In the late 1970s, I first heard a praise song that greatly affected my understanding of worship. It began: “Great is the Lord, and greatly to be praised.” Though I didn’t realize it at the time, Robert Ewing had simply taken the opening words of Psalm 48 in the King James Version and put them to music.
His setting of these verses helped me to think about why we worship God. Yes, we worship because Scripture tells us to do so. Yes, we worship because, as we do, we often feel God’s presence. And yes, we worship because in this context we learn through singing, reading, and hearing the Word of God preached. But, even more fundamentally, we worship because God is worthy of worship. We praise God greatly because God is great. His nature calls forth our worship.
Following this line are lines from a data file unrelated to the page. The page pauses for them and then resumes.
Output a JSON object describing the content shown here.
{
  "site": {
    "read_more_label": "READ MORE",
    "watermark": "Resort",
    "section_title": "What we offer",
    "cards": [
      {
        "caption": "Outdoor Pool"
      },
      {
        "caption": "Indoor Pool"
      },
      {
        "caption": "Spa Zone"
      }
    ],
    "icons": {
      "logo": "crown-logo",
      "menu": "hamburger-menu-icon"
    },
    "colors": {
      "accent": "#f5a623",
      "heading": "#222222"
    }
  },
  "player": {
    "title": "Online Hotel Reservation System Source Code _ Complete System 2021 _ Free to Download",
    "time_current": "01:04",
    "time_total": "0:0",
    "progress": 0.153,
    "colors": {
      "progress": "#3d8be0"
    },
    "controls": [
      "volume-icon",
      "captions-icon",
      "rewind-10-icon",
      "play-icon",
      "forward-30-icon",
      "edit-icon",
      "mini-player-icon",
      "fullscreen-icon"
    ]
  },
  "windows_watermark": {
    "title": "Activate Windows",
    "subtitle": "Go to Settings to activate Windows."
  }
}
Since I first began, over thirty years ago, to think about why we worship, I’ve watched as Christians have come to a new appreciation of and zeal for worship. Many of us have discovered the vitality of more exuberant and expressive praise. Others have learned to be moved by the profound words of classic liturgy. Still others of us have experienced God through silent worship. This is all fantastic. But sometimes we can get so impressed by the feelings associated with worship that we can begin to think the main reason for our worship is experiencing certain feelings. This neglects the fundamental truth that we worship because of who God is. He is the King of kings before whom we bow in submission. He is the great God to whom we offer great praise. He is our gracious Savior who is worthy of our thanks and devotion.
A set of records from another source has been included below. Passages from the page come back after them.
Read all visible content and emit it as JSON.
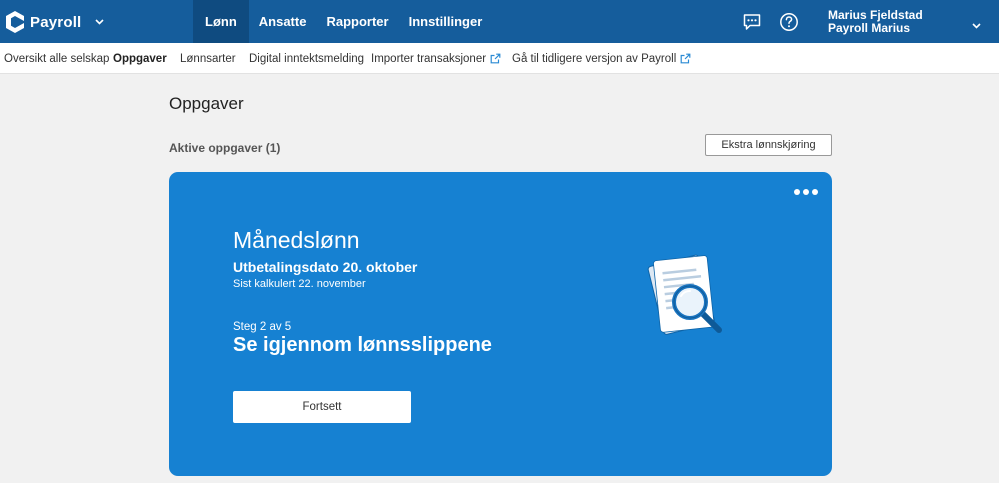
{
  "app": {
    "name": "Payroll"
  },
  "nav": {
    "items": [
      {
        "label": "Lønn",
        "active": true
      },
      {
        "label": "Ansatte",
        "active": false
      },
      {
        "label": "Rapporter",
        "active": false
      },
      {
        "label": "Innstillinger",
        "active": false
      }
    ]
  },
  "header_icons": [
    "chat-icon",
    "help-icon"
  ],
  "user": {
    "name": "Marius Fjeldstad",
    "company": "Payroll Marius"
  },
  "subnav": {
    "items": [
      {
        "label": "Oversikt alle selskap",
        "active": false,
        "external": false
      },
      {
        "label": "Oppgaver",
        "active": true,
        "external": false
      },
      {
        "label": "Lønnsarter",
        "active": false,
        "external": false
      },
      {
        "label": "Digital inntektsmelding",
        "active": false,
        "external": false
      },
      {
        "label": "Importer transaksjoner",
        "active": false,
        "external": true
      },
      {
        "label": "Gå til tidligere versjon av Payroll",
        "active": false,
        "external": true
      }
    ]
  },
  "page": {
    "title": "Oppgaver",
    "section_title": "Aktive oppgaver (1)",
    "extra_button": "Ekstra lønnskjøring"
  },
  "task": {
    "title": "Månedslønn",
    "payout_date": "Utbetalingsdato 20. oktober",
    "last_calculated": "Sist kalkulert 22. november",
    "step": "Steg 2 av 5",
    "step_name": "Se igjennom lønnsslippene",
    "button": "Fortsett"
  },
  "colors": {
    "header": "#155d9c",
    "header_active": "#0f4b80",
    "card": "#1681d2",
    "link": "#2a8ad4",
    "background": "#f1f1f1"
  }
}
QUESTIONS FOR REFLECTION: What motivates you to worship God ... really? When you’re in a worship service, what do you expect? What do you think about or do to encourage your worship? Can we worship God through our daily activities? How?
PRAYER: O Lord, you are great, and therefore worthy of great praise. The more I recognize your greatness, the more I am drawn to extol you. The more I receive your great grace, the more I am eager to offer you my thanks. The more I know how much you love me, the more I am able to love you in return.
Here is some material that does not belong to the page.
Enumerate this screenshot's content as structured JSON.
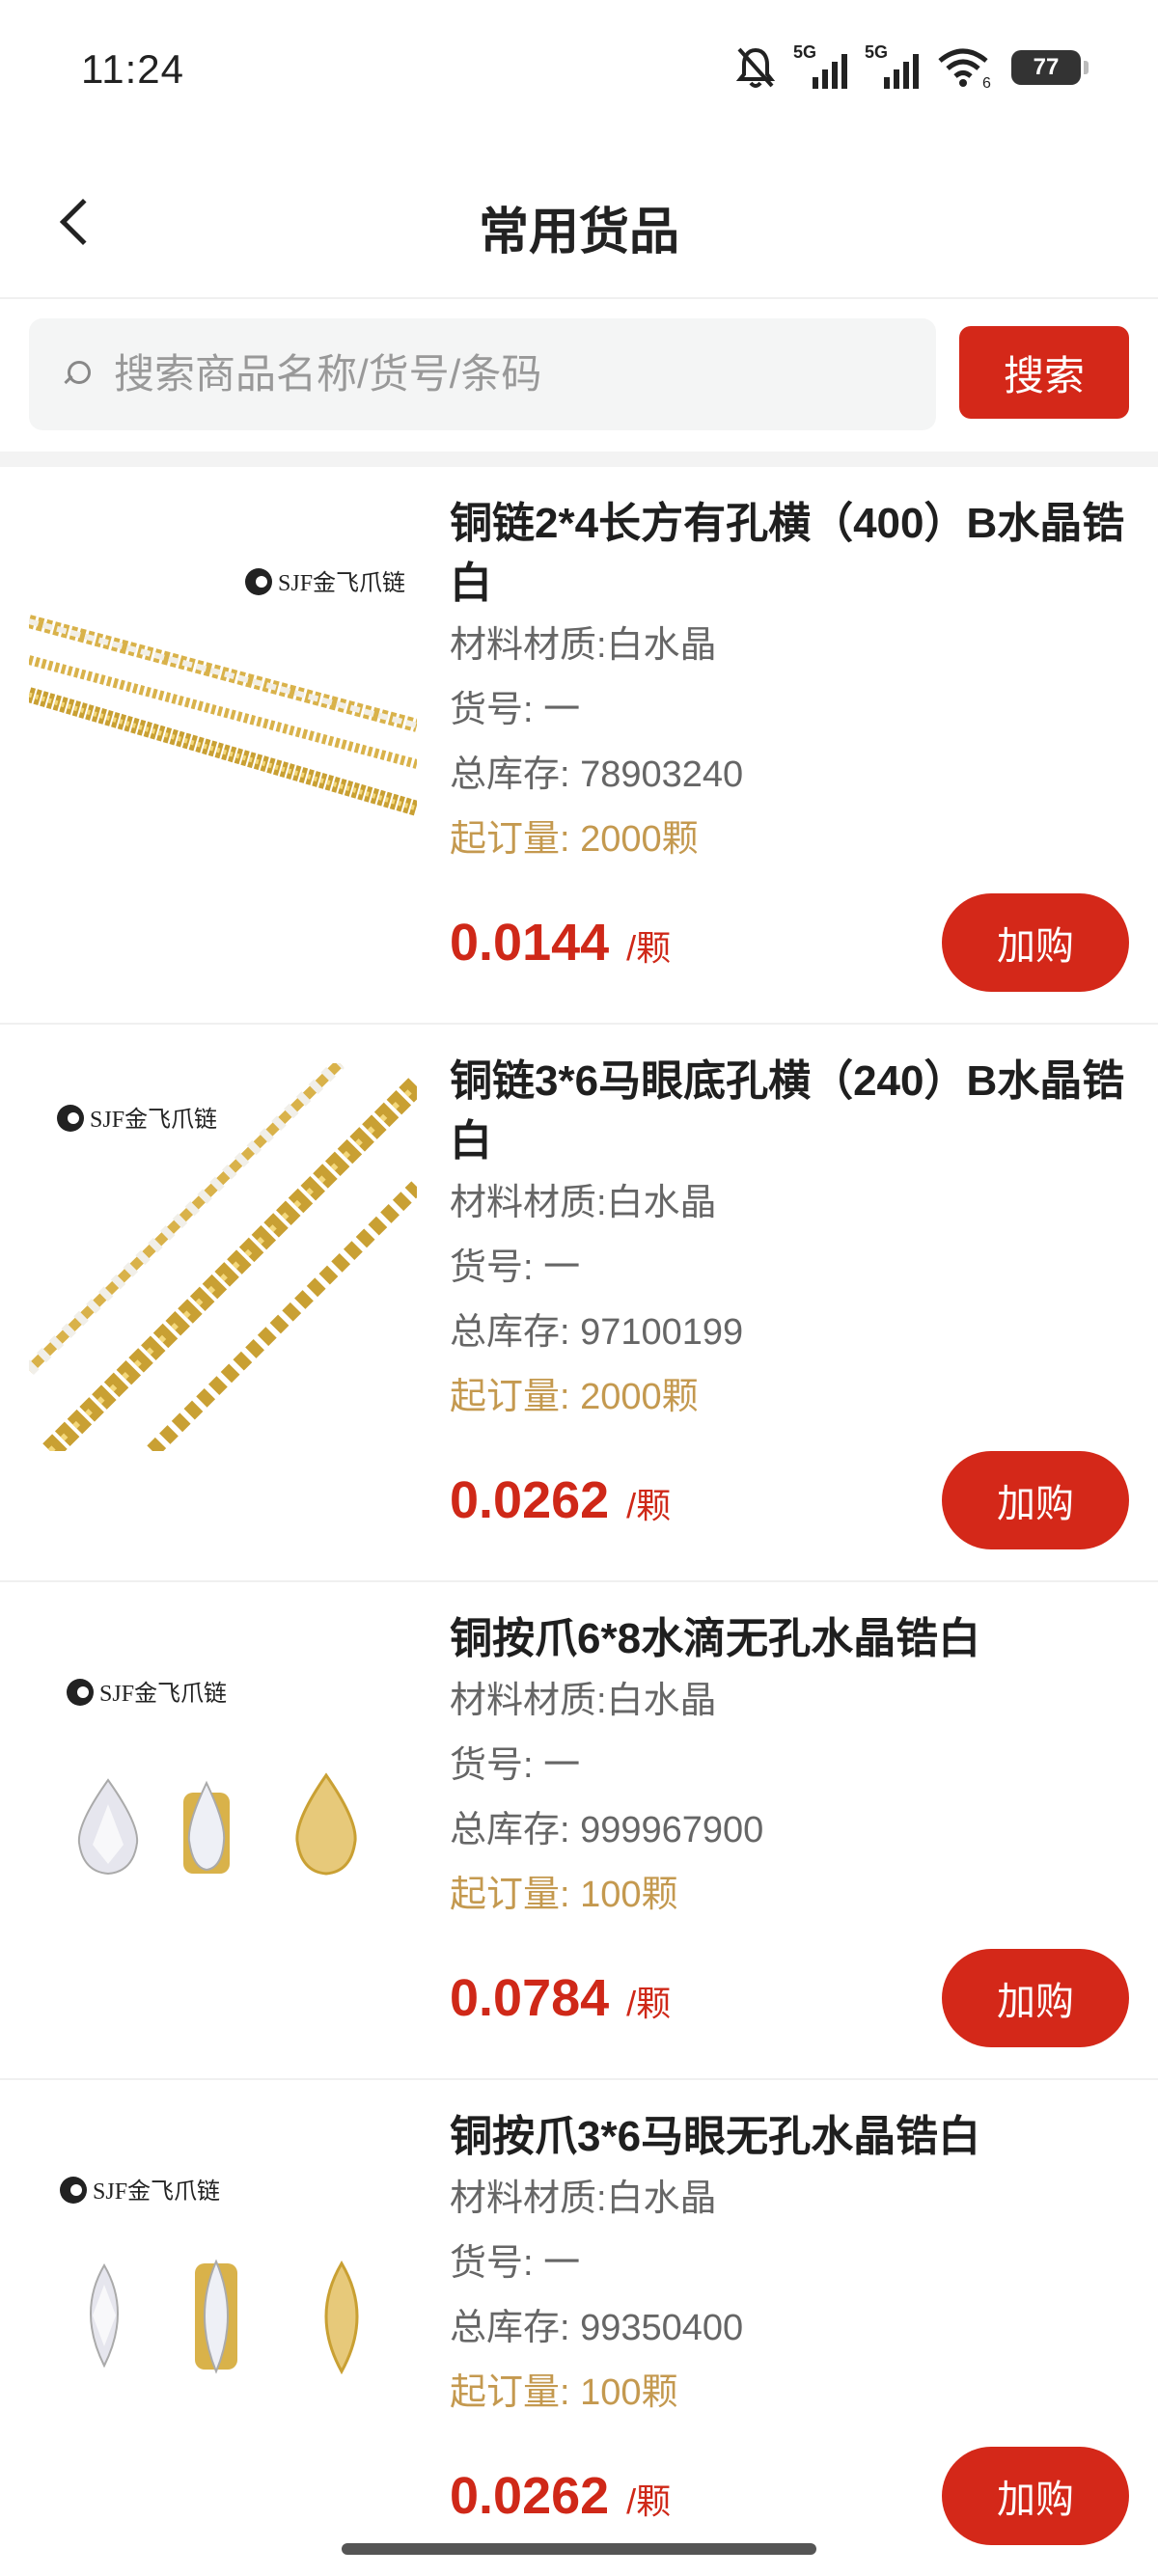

O Lord, though in worshiping you I receive so very much, may my first intention always be to give you the praise you deserve. May worship be a place for me to offer you all that I am. You deserve this, and so much more! Amen.
Image courtesy of Laity Lodge, one of our sister programs in the Foundations for Laity Renewal.